Of course, I recognize that the first request is probably more me-specific, but based on the number of enquiries I get from around the industry, academics, and teams on how to do testing, I think there’s probably many multi-sensor scenarios out there under a rock that could be uncovered.
Phew, this post ended up being about 10 times longer than I originally envisioned. Once we see full blown apps released later in Q1 I’ll probably revisit things and take a look at what’s come out since then as well as the other apps that companies are working on that aren’t yet announced (yes, there are some). Sound good? Good.
In the meantime, feel free to drop any questions below. Note that for development/SDK related questions and support, it’s probably better to use Garmin’s sub-forum for Connect IQ development support, since they’ve got a bunch of folks there to answer coding questions and the like.

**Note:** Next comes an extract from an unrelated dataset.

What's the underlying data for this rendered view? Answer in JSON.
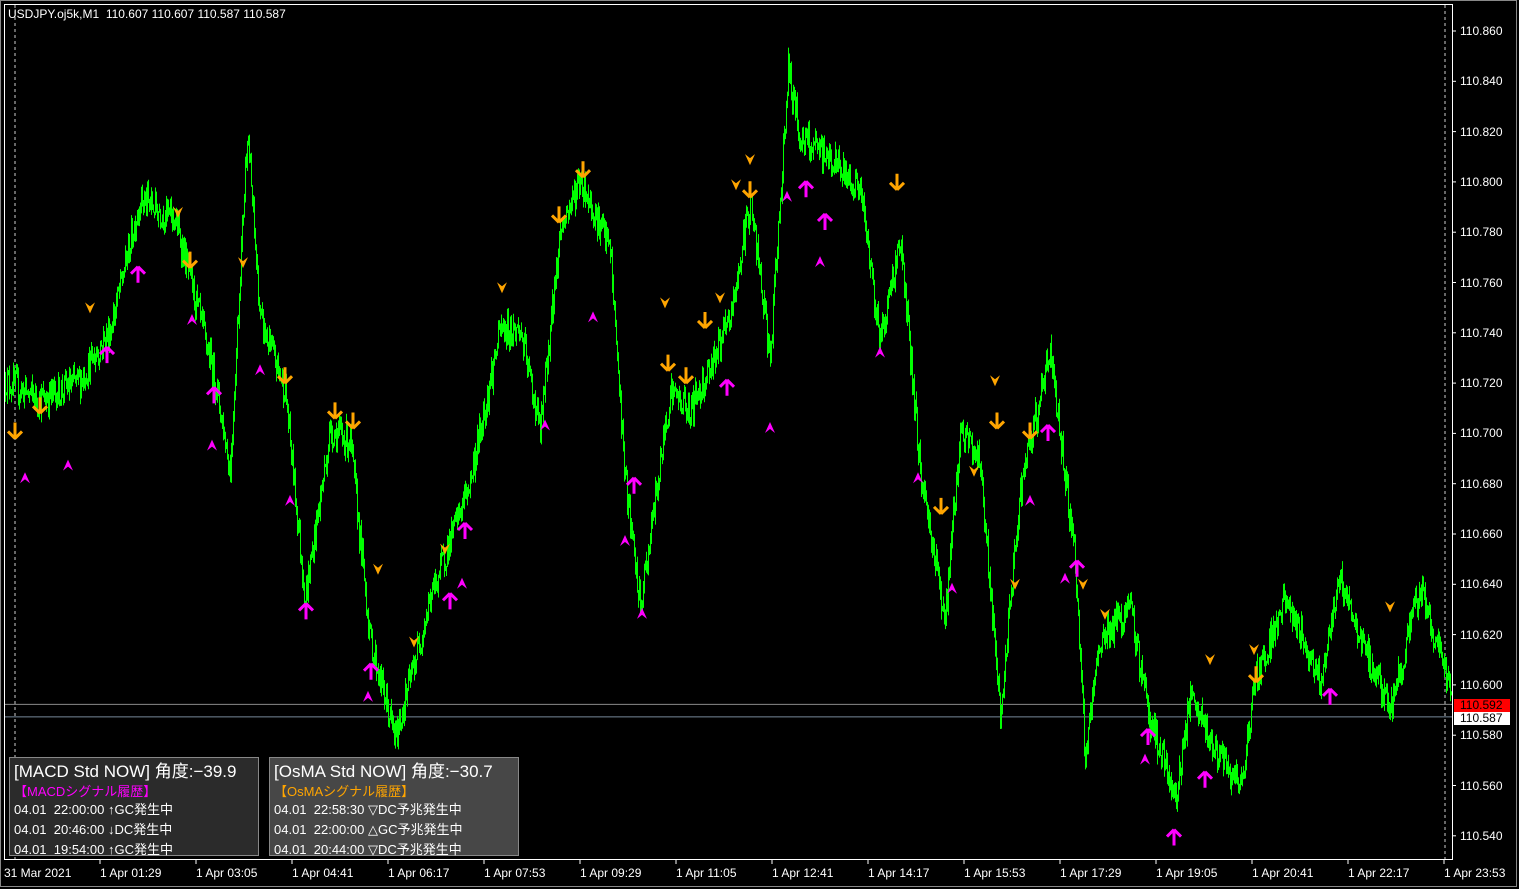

You probably stumbled upon here looking for a review of a sports gadget. If you’re trying to decide which unit to buy – check out my in-depth reviews section. Some reviews are over 60 pages long when printed out, with hundreds of photos! I aim to leave no stone unturned.
I travel a fair bit, both for work and for fun. Here’s a bunch of random trip reports and daily trip-logs that I’ve put together and posted. I’ve sorted it all by world geography, in an attempt to make it easy to figure out where I’ve been.
The most common question I receive outside of the “what’s the best GPS watch for me” variant, are photography-esq based. So in efforts to combat the amount of emails I need to sort through on a daily basis, I’ve complied this “My Photography Gear” post for your curious minds! It’s a nice break from the day to day sports-tech talk, and I hope you get something out of it!
Many readers stumble into my website in search of information on the latest and greatest sports tech products. But at the end of the day, you might just be wondering “What does Ray use when not testing new products?”. So here is the most up to date list of products I like and fit the bill for me and my training needs best! DC Rainmaker 2019 swim, bike, run, and general gear list. But wait, are you a female and feel like these things might not apply to you? If that’s the case (but certainly not saying my choices aren’t good for women), and you just want to see a different gear junkies “picks”, check out The Girl’s 2018 Gear Guide too.